This collection of FBI reports comprises the Bureau’s investigative and surveillance efforts primarily during the 1961-1976 period, when James Forman was perceived as a threat to the internal security of the United States. The collected materials also include Forman’s involvement with the "Black Manifesto" and the Bureau’s "COINTELPRO" investigations into "Black Nationalist - Hate Groups / Internal Security," which include information on the activities of SNCC.
Documents the changing representations and lived experiences of gender roles and relations from the nineteenth century to the present. This expansive collection offers sources for the study of women's suffrage, the feminist movement, the men’s movement, employment, education, the body, the family, and government and politics.
The J. Walter Thompson Company Archive documents the history, operation, policies and accomplishments of one of the world's largest and oldest advertising firms. The papers here reveal many aspects of twentieth-century cultural, social, business, marketing, consumer and economic history while investigating the human psyche.
This collection consists of the diaries, journals, and narratives of explorers, emigrants, military men, Native Americans, and travelers. In addition, there are accounts on the development of farming and mining communities, family histories, and folklore.

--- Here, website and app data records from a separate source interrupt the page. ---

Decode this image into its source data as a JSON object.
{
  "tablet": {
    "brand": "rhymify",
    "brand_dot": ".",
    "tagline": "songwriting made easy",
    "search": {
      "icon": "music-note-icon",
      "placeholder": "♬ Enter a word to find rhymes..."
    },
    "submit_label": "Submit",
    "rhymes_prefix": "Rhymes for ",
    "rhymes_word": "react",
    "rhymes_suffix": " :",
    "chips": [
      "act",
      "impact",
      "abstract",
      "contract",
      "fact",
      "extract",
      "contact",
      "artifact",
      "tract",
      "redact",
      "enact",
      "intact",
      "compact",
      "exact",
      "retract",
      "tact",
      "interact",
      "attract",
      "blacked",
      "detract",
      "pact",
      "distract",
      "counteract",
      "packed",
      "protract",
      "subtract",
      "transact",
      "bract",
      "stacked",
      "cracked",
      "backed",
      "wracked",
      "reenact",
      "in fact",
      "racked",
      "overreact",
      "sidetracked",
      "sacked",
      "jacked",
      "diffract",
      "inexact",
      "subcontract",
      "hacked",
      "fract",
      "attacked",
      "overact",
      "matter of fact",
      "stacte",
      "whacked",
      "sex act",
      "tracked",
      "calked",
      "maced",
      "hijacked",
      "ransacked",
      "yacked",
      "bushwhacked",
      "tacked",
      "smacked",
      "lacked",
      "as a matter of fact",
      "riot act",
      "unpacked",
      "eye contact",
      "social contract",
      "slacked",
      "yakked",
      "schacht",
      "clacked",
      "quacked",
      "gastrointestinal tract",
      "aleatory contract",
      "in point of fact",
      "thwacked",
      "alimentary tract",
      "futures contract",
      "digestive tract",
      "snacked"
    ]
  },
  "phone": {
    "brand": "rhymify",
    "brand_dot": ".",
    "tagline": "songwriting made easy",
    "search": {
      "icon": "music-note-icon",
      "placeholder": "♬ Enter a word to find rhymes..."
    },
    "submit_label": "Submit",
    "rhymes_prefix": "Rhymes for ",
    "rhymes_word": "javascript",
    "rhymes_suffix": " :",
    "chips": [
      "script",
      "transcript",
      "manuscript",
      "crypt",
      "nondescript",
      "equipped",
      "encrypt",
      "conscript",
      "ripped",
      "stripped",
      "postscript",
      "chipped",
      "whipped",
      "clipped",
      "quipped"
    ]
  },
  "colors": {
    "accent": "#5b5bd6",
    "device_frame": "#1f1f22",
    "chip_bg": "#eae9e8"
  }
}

These accounts provide a view of the of the vast region between Lexington, Kentucky and Winchester, Virginia, from Pittsburgh, Pennsylvania to Birmingham, Alabama, and provides information on the social, political, economic, scientific, religious and agricultural characteristics of the region.
Database of private and listed company information. Includes companies' financial accounts, credit scores from a number of independent providers, directorships, ownership structures, PEPs and sanctions information, and details of mergers and acquisitions activity.
Fannie Lou Hamer was an voting rights activist and civil rights leader. She was instrumental in organizing Mississippi Freedom Summer for the Student Nonviolent Coordinating Committee (SNCC), and later became the Vice-Chair of the Mississippi Freedom Democratic Party, attending the 1964 Democratic National Convention in Atlantic City, New Jersey, in that capacity. This primary source collection sourced from the Amistad Research Center contains more than three thousand pieces of correspondence plus financial records, programs, photographs, newspaper articles, invitations, and other printed items.
Provides access to training videos in the field of counseling, psychotherapy, psychology, and addiction. The majority of the videos show therapists actually conducting therapy and demonstrating clinical skills, along with pre- and post-session discussion.
Robert Winslow Gordon (1888-1961) was the first archivist of the Archive of American Folk Song (now the Archive of Folk Culture) in the Library of Congress. He was a pioneer in using mechanical means to document folk musicians, and his cylinders and discs in the Library of Congress form part of his legacy. This primary source collection of Gordon manuscripts, primarily from 1922 to 1932, offers researchers online access to the daily workings of an important twentieth-century American folklorist.
This collection consists of newspapers published during the war years and the immediate aftermath (1939-1948). Titles from all the key theatres are featured, including some non-English material in German, Czech, Hindi, Russian, French, Italian, Afrikaans, Swahili, and other African dialects.